Maybe the motivation was to get out of the office for a day. Whatever the reason, thousands of them streamed from the parking lots into the Wachovia Center yesterday to get pumped up by Zig Ziglar and Steve Forbes, Colin Powell and Rudy Giuliani.
Oh, yes. And Charlie Manuel and Donovan McNabb.
Now the idea of the Phillies' folksy manager and the Eagles' un-folksy quarterback serving as inspirational speakers sets up almost as many jokes as there were attendees at the arena. Manuel has acknowledged his own discomfort with public speaking, and McNabb's news conferences have often been clinics in how to talk without actually saying anything. For most of this off-season, he avoided talking publicly at all.
But rather than go for the easy one-liners, I thought it would be intriguing to see these two familiar figures in unfamiliar surroundings. So I dressed up like someone with a real job (business casual, of course) and infiltrated the arena at 8 a.m.
It was worth it, too. Not because I plan to increase my sales by 20 percent, or because I found winning strategies for improving myself - but because it was instructive to see Manuel and McNabb outside the stale and artificial confines of their normal public appearances.
Among civilians, in other words.
(Cole Hamels spoke, too, but his smooth public persona didn't require any espionage work to comprehend.)
The organizers of the Get Motivated seminar penciled Manuel into the leadoff spot. That might have looked more attractive to the skipper before the previous night's 10th-inning meltdown, but Manuel was on time and looking dapper in a suit and floral tie. He sat on a stool on a stage in the middle of the arena floor and answered questions about leadership, motivation, and monetary policy.
Scratch that last item. That was Forbes.
Manuel spoke plainly and convincingly about learning to "pursue excellence" from top players in the United States and Japan.
"I played with Rod Carew," Manuel said. "He worked on excellence. He worked on succeeding. I worked on trying not to make an out. I kind of reversed my attitude."
Manuel seemed surprised by the applause he received when he said he was the first American player to hit 40 home runs or win an MVP award in Japan. And that crystallized the difference here: This crowd understood that success is difficult to achieve. That's the draw at events like this, the chance to be near people who have achieved it.
So Manuel's anecdote about making $15,000 to manage the minor-league Wisconsin Rapids - a job in which he also "cut the grass, put the lines down on the field, put in the pitcher's mound" - resonated here. To get from there to a float in the World Series parade is an American success story anyone can relate to.
"I've had some of the toughest players in baseball," Manuel said. "And I've had some of the best. The guys we've got with the Phillies I would consider, without a doubt, my best team."

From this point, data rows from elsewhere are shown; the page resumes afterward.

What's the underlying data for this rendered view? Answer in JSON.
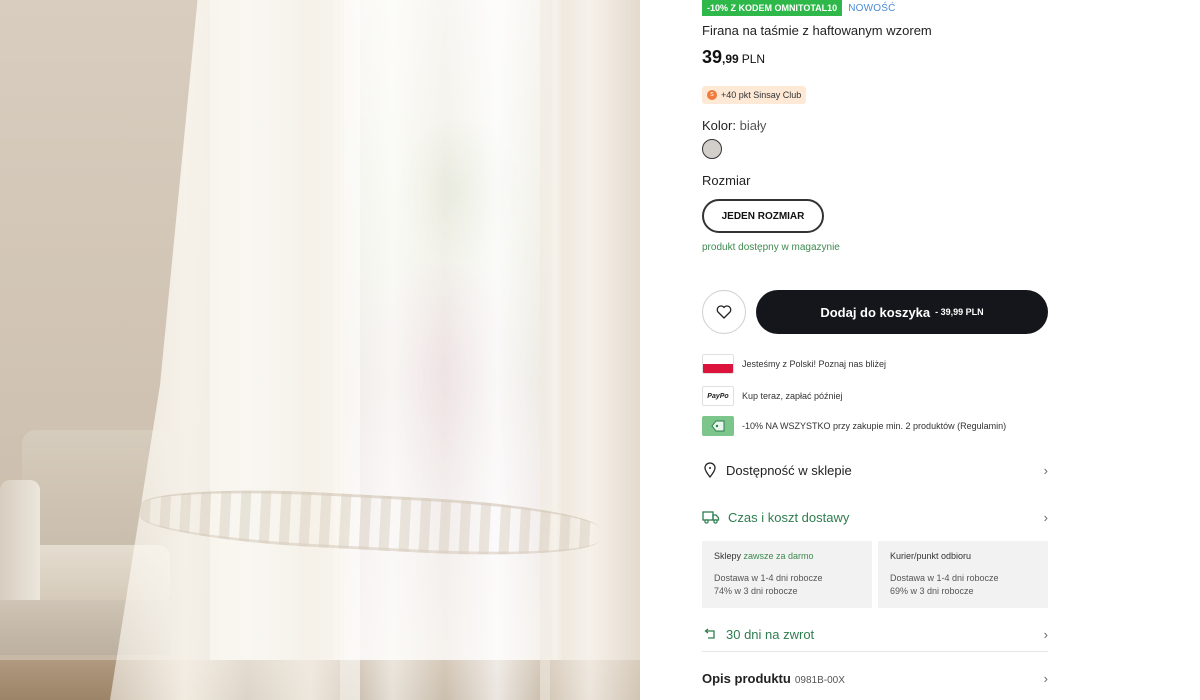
{
  "promo": {
    "code_tag": "-10% Z KODEM OMNITOTAL10",
    "new_tag": "NOWOŚĆ"
  },
  "product": {
    "title": "Firana na taśmie z haftowanym wzorem",
    "price_whole": "39",
    "price_decimal": ",99",
    "currency": "PLN",
    "club_points": "+40 pkt Sinsay Club",
    "color_label": "Kolor:",
    "color_value": "biały",
    "size_label": "Rozmiar",
    "size_option": "JEDEN ROZMIAR",
    "availability": "produkt dostępny w magazynie",
    "code_label": "Opis produktu",
    "code": "0981B-00X"
  },
  "actions": {
    "add_to_cart": "Dodaj do koszyka",
    "add_to_cart_price": "- 39,99 PLN"
  },
  "info": [
    {
      "icon": "poland-flag-icon",
      "text": "Jesteśmy z Polski! Poznaj nas bliżej"
    },
    {
      "icon": "paypo-icon",
      "badge": "PayPo",
      "text": "Kup teraz, zapłać później"
    },
    {
      "icon": "discount-tag-icon",
      "text": "-10% NA WSZYSTKO przy zakupie min. 2 produktów (Regulamin)"
    }
  ],
  "sections": {
    "store_availability": "Dostępność w sklepie",
    "delivery": "Czas i koszt dostawy",
    "returns": "30 dni na zwrot"
  },
  "shipping": [
    {
      "name": "Sklepy",
      "note": "zawsze za darmo",
      "line1": "Dostawa w 1-4 dni robocze",
      "line2": "74% w 3 dni robocze"
    },
    {
      "name": "Kurier/punkt odbioru",
      "note": "",
      "line1": "Dostawa w 1-4 dni robocze",
      "line2": "69% w 3 dni robocze"
    }
  ],
  "colors": {
    "accent_green": "#2fb84a",
    "cart_button": "#15161c",
    "link_green": "#2e7d4f"
  }
}
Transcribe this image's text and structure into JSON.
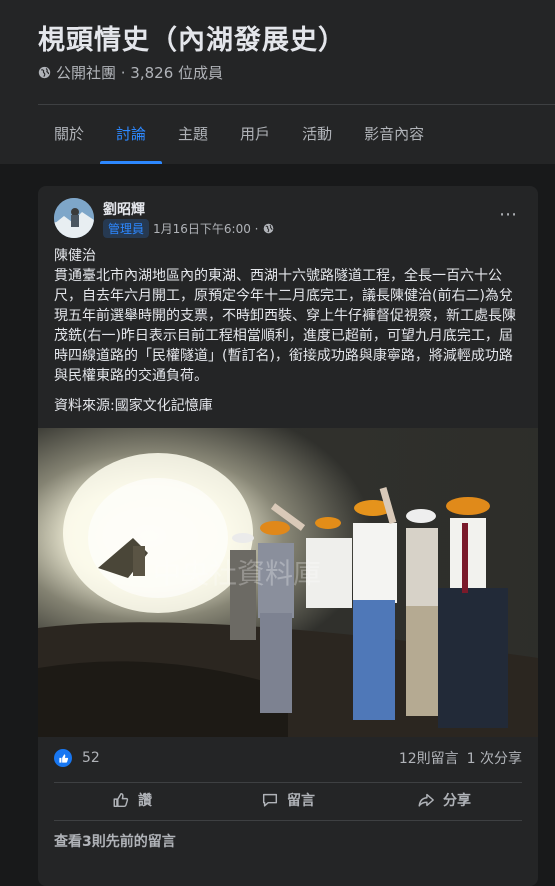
{
  "group": {
    "title": "梘頭情史（內湖發展史）",
    "meta": "公開社團 · 3,826 位成員"
  },
  "tabs": [
    {
      "label": "關於"
    },
    {
      "label": "討論",
      "active": true
    },
    {
      "label": "主題"
    },
    {
      "label": "用戶"
    },
    {
      "label": "活動"
    },
    {
      "label": "影音內容"
    }
  ],
  "post": {
    "author": "劉昭輝",
    "badge": "管理員",
    "timestamp": "1月16日下午6:00 ·",
    "caption_title": "陳健治",
    "body": "貫通臺北市內湖地區內的東湖、西湖十六號路隧道工程，全長一百六十公尺，自去年六月開工，原預定今年十二月底完工，議長陳健治(前右二)為兌現五年前選舉時開的支票，不時卸西裝、穿上牛仔褲督促視察，新工處長陳茂銑(右一)昨日表示目前工程相當順利，進度已超前，可望九月底完工，屆時四線道路的「民權隧道」(暫訂名)，銜接成功路與康寧路，將減輕成功路與民權東路的交通負荷。",
    "source": "資料來源:國家文化記憶庫",
    "photo_watermark": "中央社資料庫",
    "more_icon": "⋯",
    "likes": "52",
    "comments": "12則留言",
    "shares": "1 次分享"
  },
  "actions": {
    "like": "讚",
    "comment": "留言",
    "share": "分享"
  },
  "view_previous": "查看3則先前的留言",
  "colors": {
    "background": "#18191a",
    "surface": "#242526",
    "accent": "#2d88ff",
    "text_primary": "#e4e6eb",
    "text_secondary": "#b0b3b8"
  }
}
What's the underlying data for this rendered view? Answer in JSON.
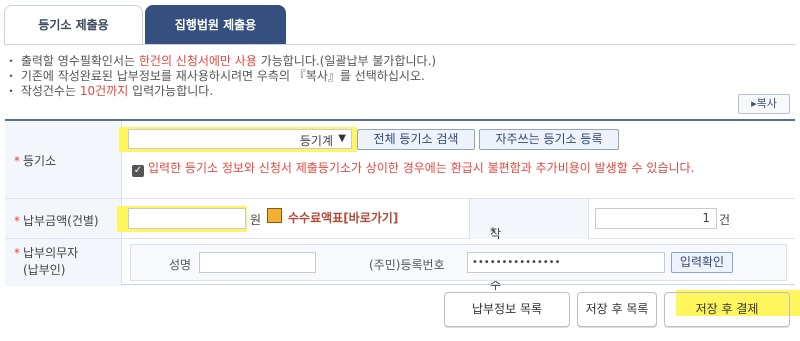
{
  "tabs": [
    {
      "label": "등기소 제출용",
      "active": true
    },
    {
      "label": "집행법원 제출용",
      "active": false
    }
  ],
  "notes": {
    "line1_pre": "・ 출력할 영수필확인서는 ",
    "line1_hl": "한건의 신청서에만 사용",
    "line1_post": " 가능합니다.(일괄납부 불가합니다.)",
    "line2": "・ 기존에 작성완료된 납부정보를 재사용하시려면 우측의 『복사』를 선택하십시오.",
    "line3_pre": "・ 작성건수는 ",
    "line3_hl": "10건까지",
    "line3_post": " 입력가능합니다."
  },
  "copy_button": "▸복사",
  "registry": {
    "label": "등기소",
    "select_value": "등기계",
    "search_all_button": "전체 등기소 검색",
    "register_frequent_button": "자주쓰는 등기소 등록",
    "warning": "입력한 등기소 정보와 신청서 제출등기소가 상이한 경우에는 환급시 불편함과 추가비용이 발생할 수 있습니다."
  },
  "payment": {
    "label": "납부금액(건별)",
    "unit": "원",
    "fee_link": "수수료액표[바로가기]",
    "count_label": "작성건수",
    "count_value": "1",
    "count_unit": "건"
  },
  "payer": {
    "label_line1": "납부의무자",
    "label_line2": "(납부인)",
    "name_label": "성명",
    "id_label": "(주민)등록번호",
    "id_value": "•••••••••••••••",
    "confirm_button": "입력확인"
  },
  "actions": {
    "list_button": "납부정보 목록",
    "save_list_button": "저장 후 목록",
    "save_pay_button": "저장 후 결제"
  },
  "colors": {
    "accent": "#354f7e",
    "warning": "#e4493f",
    "highlight": "#fff55c"
  }
}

Manuel left to a standing ovation, and the stools were cleared away. A clear plastic lectern was brought onto the stage. McNabb bounded up onto the platform, accompanied by pyrotechnics and Gary Glitter's "Rock and Roll." The QB was wearing a suit, no tie, with tinted glasses and a small microphone attached to a headset.
McNabb prowled around the square stage, talking about preparation and confidence and work ethic as those qualities translate to football as well as the business world. And, well, he was pretty good, commanding the crowd and drawing laughs with a few well-aimed jokes.
On Mondays, he said, he watches film to see "what calls Andy could make" better. He quipped about checking yourself out in the mirror before a meeting ("Looking awesome!") and the week-old doughnuts in the middle of every conference room.
He was nothing like the guy with the stilted syntax who seems to be suffering through news conferences. McNabb was relaxed and confident, and the crowd was rapt as he compared preparing for a game with preparing for a big sales meeting.
He didn't say what to do if a rival company stepped in front of your sales pitch and took it to the house, but this was supposed to be about motivation, after all.
McNabb joked about asking Manuel for a ring. He introduced the starting lineups for the broadcast of the decisive Game 5 of the World Series, he said, "so I can say I have a little piece of that."
Then he said, "I think I'm going to get my own ring."
McNabb, like Manuel, received an overwhelmingly positive response - not a boo in the house.
"If we can get you to act like this over at Lincoln Financial [Field]," McNabb joked, "we'll be all right."
Right back at you, No. 5. Right back at you.